(Extracted data entries)
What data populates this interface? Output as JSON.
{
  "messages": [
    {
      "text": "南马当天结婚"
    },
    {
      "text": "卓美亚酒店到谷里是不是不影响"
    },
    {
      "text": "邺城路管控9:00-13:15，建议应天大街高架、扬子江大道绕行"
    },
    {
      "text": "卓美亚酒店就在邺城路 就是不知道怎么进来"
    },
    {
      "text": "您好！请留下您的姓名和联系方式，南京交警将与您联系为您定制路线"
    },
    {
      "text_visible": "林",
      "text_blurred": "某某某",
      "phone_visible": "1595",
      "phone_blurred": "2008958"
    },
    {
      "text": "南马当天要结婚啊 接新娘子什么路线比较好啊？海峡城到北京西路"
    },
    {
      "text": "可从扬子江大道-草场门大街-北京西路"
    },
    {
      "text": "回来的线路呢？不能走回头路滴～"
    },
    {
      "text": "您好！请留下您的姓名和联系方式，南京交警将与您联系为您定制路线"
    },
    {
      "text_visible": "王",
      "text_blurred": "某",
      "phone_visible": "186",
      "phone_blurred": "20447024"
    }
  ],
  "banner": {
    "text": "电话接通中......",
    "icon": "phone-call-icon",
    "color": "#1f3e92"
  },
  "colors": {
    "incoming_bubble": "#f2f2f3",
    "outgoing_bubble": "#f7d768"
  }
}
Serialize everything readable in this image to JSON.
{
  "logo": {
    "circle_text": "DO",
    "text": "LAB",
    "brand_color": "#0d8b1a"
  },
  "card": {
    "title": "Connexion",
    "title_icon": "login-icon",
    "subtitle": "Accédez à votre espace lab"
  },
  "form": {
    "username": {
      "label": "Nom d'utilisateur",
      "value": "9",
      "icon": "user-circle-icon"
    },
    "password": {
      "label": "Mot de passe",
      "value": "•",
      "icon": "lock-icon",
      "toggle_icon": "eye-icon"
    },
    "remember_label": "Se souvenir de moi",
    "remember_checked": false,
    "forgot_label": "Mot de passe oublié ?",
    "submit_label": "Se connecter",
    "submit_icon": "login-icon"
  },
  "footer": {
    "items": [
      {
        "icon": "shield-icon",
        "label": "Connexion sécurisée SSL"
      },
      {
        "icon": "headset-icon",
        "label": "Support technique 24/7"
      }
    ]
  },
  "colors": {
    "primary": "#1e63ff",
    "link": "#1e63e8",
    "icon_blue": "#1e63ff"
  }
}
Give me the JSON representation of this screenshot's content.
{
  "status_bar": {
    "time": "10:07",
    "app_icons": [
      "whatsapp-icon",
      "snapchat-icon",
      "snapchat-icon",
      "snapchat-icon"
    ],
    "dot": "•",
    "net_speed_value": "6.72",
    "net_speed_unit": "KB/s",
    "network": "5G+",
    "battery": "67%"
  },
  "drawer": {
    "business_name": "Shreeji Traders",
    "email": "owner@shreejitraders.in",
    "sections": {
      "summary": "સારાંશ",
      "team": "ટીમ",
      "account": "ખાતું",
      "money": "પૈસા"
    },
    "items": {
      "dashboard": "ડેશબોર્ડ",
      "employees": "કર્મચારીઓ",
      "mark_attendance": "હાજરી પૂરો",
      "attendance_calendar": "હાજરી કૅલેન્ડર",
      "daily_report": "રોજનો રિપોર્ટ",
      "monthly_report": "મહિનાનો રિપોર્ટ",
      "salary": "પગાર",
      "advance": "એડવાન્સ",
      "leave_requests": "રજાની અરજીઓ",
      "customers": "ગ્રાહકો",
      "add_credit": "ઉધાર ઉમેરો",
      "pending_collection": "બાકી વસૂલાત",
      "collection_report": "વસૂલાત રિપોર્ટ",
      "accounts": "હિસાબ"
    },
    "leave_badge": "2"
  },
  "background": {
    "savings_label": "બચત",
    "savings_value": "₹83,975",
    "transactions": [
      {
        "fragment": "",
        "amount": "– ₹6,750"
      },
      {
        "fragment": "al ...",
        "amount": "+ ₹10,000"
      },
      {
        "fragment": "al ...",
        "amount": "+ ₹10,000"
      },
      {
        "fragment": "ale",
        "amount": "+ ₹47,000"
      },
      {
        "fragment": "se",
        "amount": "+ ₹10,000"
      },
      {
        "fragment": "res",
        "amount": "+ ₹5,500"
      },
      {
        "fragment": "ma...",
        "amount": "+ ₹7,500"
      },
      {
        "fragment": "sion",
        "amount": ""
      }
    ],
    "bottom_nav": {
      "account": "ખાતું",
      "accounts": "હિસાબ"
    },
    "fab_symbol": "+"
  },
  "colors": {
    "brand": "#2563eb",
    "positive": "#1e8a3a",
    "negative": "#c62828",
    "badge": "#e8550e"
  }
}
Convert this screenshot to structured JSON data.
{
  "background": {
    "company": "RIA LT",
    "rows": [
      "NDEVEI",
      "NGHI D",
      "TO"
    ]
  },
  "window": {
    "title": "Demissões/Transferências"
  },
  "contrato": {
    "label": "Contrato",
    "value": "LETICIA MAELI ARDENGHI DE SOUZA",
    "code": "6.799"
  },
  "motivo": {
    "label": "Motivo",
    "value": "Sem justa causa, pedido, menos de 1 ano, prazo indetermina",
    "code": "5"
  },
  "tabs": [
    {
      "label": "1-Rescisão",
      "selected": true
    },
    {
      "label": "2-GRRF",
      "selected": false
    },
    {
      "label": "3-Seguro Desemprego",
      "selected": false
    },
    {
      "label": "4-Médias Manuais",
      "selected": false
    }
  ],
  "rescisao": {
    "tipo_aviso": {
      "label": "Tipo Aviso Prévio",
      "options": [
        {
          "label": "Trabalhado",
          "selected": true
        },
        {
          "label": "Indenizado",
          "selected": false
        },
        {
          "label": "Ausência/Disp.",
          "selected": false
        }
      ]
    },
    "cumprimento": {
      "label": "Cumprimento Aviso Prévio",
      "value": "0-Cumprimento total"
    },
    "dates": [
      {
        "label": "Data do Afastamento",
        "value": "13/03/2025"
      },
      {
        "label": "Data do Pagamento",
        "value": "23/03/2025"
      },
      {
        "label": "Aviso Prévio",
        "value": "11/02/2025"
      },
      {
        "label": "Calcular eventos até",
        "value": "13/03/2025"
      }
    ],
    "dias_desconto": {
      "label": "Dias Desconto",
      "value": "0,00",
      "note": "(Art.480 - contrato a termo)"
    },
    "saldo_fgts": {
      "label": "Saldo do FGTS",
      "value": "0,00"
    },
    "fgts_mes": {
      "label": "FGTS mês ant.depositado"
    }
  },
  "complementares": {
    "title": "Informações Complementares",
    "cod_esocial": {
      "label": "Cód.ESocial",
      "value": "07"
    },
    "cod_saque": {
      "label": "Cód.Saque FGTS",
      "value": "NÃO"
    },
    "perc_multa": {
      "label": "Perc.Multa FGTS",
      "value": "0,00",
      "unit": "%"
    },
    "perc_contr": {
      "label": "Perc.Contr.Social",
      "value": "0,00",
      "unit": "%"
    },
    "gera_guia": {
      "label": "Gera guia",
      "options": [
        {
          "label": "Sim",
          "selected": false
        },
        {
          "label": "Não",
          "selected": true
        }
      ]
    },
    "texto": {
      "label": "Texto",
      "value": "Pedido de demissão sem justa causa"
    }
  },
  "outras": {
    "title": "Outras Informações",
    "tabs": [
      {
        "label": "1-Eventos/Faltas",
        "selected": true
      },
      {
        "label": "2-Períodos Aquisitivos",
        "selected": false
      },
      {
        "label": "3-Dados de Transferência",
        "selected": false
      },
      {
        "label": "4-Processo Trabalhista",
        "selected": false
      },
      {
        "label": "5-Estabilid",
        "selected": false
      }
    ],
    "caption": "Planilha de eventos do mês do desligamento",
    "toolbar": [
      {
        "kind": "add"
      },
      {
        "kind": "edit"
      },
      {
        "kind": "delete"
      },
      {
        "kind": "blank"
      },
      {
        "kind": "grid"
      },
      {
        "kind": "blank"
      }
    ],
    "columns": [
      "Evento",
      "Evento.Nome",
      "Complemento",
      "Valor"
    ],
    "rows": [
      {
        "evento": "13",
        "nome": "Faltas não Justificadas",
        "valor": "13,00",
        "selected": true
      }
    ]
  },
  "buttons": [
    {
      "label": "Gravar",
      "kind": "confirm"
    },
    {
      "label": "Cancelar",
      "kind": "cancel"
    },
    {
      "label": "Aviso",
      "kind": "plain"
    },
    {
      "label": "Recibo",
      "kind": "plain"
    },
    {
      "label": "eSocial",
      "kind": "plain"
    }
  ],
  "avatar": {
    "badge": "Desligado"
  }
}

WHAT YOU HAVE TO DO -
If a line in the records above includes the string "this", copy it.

COMPLETED TASK -
What data populates this interface? Output as JSON.
Serialize everything readable in this image to JSON.
Give me the JSON representation of this screenshot's content.
Convert this screenshot to structured JSON data.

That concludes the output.